Arrhenius equation is a description of the relationship between the activation energy and the reaction rate.
k = Ae(-Ea/RT)
where: k = chemical reaction, T = temperature in Kelvin, Ea = activation energy, A = the pre-exponential factor, R = the gas constant
According to this equation, it is observed that at a higher temperature, the probability that the two molecules will collide is higher, resulting in a higher kinetic energy, which leads to the lower requirement on the activation energy.
The Arrhenius equation is particularly helpful when calculating the rate of production of products over time, which is characterized by the following:
d[products]/dt = rate = Ae(-Ea/RT)[AmBn]
where the [A] and [B] are the concentrations of the reactants and m and n are their respective reaction orders.
Lowering the Activation Energy

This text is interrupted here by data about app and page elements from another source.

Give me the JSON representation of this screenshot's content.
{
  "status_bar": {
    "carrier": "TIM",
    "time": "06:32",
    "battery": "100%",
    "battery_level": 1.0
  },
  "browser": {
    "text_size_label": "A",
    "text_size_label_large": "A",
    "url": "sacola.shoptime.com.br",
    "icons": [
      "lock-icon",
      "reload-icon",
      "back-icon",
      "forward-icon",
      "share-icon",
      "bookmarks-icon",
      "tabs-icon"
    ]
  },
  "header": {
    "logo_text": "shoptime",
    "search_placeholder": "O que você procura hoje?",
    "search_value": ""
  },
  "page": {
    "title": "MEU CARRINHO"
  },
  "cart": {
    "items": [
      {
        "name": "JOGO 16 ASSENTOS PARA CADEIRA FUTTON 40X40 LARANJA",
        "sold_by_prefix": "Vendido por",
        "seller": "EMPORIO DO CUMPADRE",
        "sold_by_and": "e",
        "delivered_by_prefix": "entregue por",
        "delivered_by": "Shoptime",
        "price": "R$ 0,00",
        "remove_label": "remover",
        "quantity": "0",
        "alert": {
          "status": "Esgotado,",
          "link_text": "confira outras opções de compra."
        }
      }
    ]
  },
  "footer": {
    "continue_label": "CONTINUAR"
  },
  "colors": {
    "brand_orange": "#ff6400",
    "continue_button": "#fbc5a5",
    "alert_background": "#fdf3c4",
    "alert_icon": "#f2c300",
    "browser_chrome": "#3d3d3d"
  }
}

A catalyst is something that lowers the activation energy; in biology it is an enzyme. The catalyst speeds up the rate of reaction without being consumed; it does not change the initial reactants or the end products.
The graph above shows how the activation energy is lowered in the presence of an enzyme (blue line) that is doing the catalysis, exempflified with the carbon anhydrase reaction. The transition state is usually the most unstable part of the reaction since it is the one with the highest free energy. The difference between the transition state and the reactants is the Gibbs free energy of activation, commonly known as activation energy .
Enzymes (blue line) change the formation of the transition state by lowering the energy and stabilizing the highly energetic unstable transition state. This allows the reaction rate to increase, but also the back reaction occurs more easily.
Some common misconceptions about activation energy barriers and catalysts to speed up the reaction. The catalyst does NOT lower activation energy of the same barrier, but rather chooses another chemical pathway with a lower activation energy.The catalysts lead to new pathways which don't require as high of an energy of activation in turn speeding up the reaction.
Another big misconception about activation energy is that reactions will not always give the most thermodynamically stable products. Sometimes, the product that forms is the one that is more kinetically stable, or forms faster. However, if a catalyst is available, the thermodynamically more stable product will be able to form, even if the energy barrier is high.